Open on the Cotai Strip since mid-2016 (and echoing its Gallic namesake in Las Vegas), the Parisian Macao features a half-size replica Eiffel Tower, complete with observation decks and nightly light shows. The hotel itself has a mind-boggling 3,000 rooms and suites, all furnished to a high standard, and there are numerous dining, shopping and entertainment options.

Grand Coloane Resort

Formerly the Westin Resort Macau, this five-star getaway overlooks gardens and a sandy beach on Coloane Island. It's long been favoured by visitors seeking a bit of peace and quiet in upscale surrounds. Each room has a sea or beach view, and there's an excellent spa and an adjoining golf course.

San Va Hotel

This cheap traditional-style guesthouse has a decent location in downtown Macau on the historic Rua da Felicidade (Happiness Street). The rooms are simple but clean and comfortable, and some of the doubles and twins have en-suite shower and bathroom. It was established in 1873, and claims to be the oldest existing guesthouse in Macau.

Pousada de São Tiago

Built into what was once a 17th-century fort that defended Macau against hostile invaders, this traditional Portuguese pousada is a romantic place to stay.
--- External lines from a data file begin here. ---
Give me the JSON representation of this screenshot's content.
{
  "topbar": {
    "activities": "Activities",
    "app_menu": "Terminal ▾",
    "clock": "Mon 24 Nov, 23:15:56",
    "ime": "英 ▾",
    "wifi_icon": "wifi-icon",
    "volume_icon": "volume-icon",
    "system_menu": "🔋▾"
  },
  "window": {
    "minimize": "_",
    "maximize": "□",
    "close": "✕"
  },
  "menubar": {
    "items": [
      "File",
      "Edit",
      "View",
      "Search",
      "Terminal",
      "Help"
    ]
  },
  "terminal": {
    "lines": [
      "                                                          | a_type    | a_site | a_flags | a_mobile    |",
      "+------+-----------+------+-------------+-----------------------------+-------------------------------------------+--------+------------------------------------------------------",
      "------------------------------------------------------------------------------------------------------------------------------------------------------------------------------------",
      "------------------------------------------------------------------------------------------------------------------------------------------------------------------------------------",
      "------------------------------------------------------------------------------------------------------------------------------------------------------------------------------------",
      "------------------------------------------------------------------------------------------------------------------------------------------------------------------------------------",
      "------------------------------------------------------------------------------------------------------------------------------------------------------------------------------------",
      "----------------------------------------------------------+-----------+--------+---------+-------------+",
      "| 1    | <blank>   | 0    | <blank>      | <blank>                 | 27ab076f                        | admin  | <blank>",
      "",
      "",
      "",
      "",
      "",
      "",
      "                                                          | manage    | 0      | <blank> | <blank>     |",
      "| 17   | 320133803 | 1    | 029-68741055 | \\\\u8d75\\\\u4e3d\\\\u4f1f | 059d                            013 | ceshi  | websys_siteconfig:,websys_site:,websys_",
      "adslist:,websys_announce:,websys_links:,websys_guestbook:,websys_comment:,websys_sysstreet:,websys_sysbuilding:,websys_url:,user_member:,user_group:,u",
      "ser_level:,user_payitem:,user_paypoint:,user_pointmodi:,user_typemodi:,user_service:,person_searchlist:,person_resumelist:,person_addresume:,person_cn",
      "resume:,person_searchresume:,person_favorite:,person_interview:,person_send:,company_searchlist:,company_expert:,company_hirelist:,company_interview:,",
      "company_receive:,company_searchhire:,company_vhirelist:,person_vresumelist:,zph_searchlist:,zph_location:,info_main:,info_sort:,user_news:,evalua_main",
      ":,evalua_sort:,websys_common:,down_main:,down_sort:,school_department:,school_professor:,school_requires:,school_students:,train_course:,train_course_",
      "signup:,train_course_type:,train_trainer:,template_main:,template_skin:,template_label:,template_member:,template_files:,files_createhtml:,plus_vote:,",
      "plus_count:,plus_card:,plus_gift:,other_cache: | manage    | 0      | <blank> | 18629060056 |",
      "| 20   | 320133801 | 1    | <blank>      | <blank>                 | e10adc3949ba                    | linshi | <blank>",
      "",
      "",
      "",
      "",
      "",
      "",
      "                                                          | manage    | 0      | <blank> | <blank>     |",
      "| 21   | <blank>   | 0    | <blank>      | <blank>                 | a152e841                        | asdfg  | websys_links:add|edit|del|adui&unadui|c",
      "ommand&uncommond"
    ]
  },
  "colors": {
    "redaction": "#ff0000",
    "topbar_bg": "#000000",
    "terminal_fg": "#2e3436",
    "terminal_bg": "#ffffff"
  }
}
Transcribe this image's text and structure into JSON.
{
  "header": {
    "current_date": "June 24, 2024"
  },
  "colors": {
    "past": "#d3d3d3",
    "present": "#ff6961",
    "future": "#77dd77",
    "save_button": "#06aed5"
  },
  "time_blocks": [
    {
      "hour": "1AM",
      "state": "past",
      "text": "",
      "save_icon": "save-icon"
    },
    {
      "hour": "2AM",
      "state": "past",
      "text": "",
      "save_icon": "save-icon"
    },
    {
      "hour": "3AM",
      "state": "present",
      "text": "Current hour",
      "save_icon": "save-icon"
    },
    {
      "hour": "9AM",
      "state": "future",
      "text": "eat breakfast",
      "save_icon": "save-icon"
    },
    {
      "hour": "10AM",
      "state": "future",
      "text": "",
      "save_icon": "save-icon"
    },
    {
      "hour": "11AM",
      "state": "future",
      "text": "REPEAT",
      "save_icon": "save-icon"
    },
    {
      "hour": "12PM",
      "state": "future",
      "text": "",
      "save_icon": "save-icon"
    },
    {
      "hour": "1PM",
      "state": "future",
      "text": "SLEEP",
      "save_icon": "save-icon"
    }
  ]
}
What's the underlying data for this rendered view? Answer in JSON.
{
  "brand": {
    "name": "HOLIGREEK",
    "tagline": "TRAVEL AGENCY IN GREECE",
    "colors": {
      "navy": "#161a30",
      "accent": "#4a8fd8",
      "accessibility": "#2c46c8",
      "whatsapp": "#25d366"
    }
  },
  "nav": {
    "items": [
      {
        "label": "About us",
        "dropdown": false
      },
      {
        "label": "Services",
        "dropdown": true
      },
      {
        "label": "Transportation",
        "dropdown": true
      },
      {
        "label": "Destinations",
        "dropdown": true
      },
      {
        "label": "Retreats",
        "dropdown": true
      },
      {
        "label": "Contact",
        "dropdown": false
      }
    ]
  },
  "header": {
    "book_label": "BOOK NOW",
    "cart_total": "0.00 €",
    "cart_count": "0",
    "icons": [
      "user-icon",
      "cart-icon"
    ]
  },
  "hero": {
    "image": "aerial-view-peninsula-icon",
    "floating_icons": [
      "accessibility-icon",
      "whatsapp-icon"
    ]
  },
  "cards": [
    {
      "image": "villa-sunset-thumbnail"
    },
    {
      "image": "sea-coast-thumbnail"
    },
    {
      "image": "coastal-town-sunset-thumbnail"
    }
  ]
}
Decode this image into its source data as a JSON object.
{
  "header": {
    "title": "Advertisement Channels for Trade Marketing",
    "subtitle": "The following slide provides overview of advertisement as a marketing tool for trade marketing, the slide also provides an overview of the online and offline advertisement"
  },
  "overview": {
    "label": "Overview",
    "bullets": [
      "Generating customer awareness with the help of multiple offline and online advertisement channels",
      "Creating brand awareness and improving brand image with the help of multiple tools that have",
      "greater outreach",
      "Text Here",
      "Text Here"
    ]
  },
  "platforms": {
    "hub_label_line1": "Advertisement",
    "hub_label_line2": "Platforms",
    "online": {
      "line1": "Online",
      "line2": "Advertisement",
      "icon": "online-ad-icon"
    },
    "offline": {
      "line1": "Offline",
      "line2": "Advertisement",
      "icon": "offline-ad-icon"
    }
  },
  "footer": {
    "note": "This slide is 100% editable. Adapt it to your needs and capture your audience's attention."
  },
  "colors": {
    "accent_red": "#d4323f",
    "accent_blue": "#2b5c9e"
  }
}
It commands a splendid view of the Inner Harbour, and the interior décor, with its flagstones, wooden rafters and blue tiles, is a delight.